The announcement comes days after realtor.com and Redfin also revealed plans to avoid crime data, with the latter company calling on others to follow suit.
Zillow-owned Trulia on Tuesday revealed plans to remove crime data from its website beginning next year, following the lead of two other portals that last week said they too would not include crime data on their sites.
A Trulia spokesperson revealed the company’s plans to Inman in a statement that said the site “is committed to providing consumers with tools, services and information to help them make informed decisions about real estate.” The statement went on to note that Trulia displays a variety of publicly available data so as to “ensure accuracy, equity, and transparency.” However, it won’t be including crime data in the future.
“Public safety data is defined and measured differently across communities — which may perpetuate bias in real estate and present challenges with providing accurate crime data from our vendors,” the statement continues. “Because of this, Trulia will no longer display crime data on our site as of early 2022. We will continue to develop tools and publish information that can help serve as a starting point in a consumer’s home buying process.”
At present, Trulia offers crime data as an available map overlay for listings on its site.
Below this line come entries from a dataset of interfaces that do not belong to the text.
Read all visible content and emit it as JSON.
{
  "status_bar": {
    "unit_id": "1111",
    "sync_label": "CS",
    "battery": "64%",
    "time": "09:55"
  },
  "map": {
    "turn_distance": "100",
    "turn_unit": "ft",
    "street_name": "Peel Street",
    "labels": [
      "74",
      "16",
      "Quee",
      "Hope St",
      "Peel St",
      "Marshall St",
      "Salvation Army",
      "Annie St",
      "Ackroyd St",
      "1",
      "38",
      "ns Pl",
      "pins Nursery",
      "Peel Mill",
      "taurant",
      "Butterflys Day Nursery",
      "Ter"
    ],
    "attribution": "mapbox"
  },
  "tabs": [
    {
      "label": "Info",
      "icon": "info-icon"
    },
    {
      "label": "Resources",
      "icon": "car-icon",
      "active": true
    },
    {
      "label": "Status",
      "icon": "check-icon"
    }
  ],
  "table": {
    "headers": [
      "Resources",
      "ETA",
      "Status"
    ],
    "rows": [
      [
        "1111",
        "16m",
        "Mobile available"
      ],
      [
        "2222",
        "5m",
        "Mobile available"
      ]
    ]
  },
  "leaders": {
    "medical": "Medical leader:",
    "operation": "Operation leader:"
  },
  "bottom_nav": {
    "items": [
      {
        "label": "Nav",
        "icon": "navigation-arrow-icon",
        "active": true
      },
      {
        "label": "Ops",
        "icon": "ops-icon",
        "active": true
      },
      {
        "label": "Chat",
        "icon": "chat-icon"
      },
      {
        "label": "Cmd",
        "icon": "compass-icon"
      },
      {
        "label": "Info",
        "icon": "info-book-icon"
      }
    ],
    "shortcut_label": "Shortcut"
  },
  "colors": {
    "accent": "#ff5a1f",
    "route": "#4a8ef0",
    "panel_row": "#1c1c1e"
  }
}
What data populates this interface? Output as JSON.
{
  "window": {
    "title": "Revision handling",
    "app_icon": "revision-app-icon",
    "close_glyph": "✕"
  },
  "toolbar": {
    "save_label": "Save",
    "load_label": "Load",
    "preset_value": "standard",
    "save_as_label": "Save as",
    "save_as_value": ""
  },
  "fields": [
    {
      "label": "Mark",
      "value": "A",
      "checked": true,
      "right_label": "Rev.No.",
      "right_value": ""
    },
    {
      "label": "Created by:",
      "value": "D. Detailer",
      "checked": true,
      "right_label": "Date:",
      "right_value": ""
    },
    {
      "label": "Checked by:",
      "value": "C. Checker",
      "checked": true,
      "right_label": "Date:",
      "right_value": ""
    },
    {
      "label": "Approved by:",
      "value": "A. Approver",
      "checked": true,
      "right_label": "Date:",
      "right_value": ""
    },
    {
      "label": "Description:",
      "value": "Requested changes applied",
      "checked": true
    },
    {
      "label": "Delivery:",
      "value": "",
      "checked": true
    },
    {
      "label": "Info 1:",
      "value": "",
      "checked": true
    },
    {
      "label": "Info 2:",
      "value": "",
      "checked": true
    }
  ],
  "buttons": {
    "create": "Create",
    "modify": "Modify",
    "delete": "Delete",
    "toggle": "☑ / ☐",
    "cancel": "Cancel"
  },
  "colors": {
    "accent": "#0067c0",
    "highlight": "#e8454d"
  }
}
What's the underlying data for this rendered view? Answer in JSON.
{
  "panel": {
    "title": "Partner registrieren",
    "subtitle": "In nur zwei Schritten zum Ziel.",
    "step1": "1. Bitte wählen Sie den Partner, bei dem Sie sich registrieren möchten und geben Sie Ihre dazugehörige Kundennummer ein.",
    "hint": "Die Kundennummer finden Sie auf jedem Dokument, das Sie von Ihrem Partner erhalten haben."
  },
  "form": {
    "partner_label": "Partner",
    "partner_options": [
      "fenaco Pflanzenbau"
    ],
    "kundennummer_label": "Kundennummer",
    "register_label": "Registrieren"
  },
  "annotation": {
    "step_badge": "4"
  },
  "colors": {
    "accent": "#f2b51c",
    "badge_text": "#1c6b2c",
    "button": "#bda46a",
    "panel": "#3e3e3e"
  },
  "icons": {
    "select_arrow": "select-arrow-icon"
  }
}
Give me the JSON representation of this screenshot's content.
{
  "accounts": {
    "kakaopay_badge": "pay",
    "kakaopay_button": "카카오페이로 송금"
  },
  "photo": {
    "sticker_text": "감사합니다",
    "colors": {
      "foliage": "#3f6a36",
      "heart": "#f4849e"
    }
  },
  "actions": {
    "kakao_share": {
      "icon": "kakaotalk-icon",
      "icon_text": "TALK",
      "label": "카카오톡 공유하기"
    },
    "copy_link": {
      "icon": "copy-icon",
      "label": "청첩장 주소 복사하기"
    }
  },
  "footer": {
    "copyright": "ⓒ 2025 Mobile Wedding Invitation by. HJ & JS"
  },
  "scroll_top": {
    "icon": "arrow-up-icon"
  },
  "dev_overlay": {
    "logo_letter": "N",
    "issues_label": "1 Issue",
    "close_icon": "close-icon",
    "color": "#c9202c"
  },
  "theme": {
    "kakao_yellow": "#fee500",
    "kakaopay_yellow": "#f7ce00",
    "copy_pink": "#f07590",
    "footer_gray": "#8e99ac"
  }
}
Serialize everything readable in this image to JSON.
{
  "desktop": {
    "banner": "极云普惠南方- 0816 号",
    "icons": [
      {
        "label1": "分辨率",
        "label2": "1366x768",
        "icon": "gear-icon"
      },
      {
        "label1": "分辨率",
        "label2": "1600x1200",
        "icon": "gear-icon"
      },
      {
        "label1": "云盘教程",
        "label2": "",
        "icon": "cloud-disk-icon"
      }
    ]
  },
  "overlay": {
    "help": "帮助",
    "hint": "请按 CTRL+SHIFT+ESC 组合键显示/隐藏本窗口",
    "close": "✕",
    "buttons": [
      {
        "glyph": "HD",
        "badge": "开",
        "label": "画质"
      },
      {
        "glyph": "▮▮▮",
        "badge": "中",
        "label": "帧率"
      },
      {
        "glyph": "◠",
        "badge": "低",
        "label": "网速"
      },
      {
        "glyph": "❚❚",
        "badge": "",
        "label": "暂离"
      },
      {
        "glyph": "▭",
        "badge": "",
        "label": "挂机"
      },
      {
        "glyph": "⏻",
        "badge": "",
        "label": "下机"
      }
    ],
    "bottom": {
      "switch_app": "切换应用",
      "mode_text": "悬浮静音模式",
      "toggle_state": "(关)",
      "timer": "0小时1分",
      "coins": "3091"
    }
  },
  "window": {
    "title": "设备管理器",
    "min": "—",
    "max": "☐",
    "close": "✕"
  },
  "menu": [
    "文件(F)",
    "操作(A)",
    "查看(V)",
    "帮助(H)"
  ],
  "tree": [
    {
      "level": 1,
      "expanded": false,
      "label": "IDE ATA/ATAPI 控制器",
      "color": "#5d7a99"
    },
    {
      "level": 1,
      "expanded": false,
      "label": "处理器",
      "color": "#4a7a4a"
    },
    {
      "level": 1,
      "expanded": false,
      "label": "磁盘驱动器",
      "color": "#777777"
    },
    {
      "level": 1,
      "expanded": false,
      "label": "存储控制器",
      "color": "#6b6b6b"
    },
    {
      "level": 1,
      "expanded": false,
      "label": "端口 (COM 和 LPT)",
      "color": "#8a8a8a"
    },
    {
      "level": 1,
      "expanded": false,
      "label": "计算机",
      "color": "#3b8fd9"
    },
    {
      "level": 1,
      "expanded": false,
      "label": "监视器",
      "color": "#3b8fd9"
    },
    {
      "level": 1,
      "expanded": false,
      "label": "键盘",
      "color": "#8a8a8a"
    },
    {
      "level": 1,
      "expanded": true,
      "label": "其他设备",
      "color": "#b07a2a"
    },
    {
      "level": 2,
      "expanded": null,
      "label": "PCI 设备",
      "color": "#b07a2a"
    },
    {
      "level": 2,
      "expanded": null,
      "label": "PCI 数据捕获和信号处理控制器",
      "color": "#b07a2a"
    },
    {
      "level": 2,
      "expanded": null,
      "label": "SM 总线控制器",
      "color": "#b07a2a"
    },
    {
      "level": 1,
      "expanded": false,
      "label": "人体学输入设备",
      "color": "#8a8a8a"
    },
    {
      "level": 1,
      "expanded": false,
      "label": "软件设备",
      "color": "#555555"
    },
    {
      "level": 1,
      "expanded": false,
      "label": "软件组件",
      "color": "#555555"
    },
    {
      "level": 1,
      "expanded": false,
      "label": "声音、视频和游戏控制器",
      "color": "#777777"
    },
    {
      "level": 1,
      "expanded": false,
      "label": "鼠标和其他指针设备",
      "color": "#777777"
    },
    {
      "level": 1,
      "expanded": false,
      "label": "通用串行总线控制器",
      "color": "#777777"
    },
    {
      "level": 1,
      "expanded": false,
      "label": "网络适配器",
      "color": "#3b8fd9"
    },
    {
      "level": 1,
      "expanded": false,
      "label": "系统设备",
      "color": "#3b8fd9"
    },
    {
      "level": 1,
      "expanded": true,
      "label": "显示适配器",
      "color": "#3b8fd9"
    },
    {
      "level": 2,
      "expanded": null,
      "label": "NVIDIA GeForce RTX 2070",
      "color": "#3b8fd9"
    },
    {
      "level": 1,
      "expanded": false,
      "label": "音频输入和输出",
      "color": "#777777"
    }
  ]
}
Users who turn the data on see a kind of heat map that shows areas of high and low crime.
However, such data has become a major point of debate in the real estate industry recently, with some critics arguing that such information can reinforce racial stereotypes and biases.
Last week, Redfin and realtor.com — both competitors to Zillow and Trulia in the portal space — announced that they would not include crime data on their sites. Realtor.com had previously included such data but said it had dropped it from listings. Redfin never displayed crime data, a policy it had considered changing but ultimately decided to stick to.
In a blog post, Redfin Chief Growth Officer Christian Taubman wrote that “given the long history of redlining and racist housing covenants in the United States there’s too great a risk” of the data’s inaccuracies “reinforcing racial bias.”
Redfin also called on other real estate websites to abandon crime data.
Like Redfin, Zillow does not currently include crime data on listings.
However, Trulia — which Zillow bought in 2015 — was a holdout among major portals to include information related to neighborhood crime. Tuesday’s announcement brings it in line with the other big portals, and indicates a consensus on the issue has formed among companies that display listings to consumers.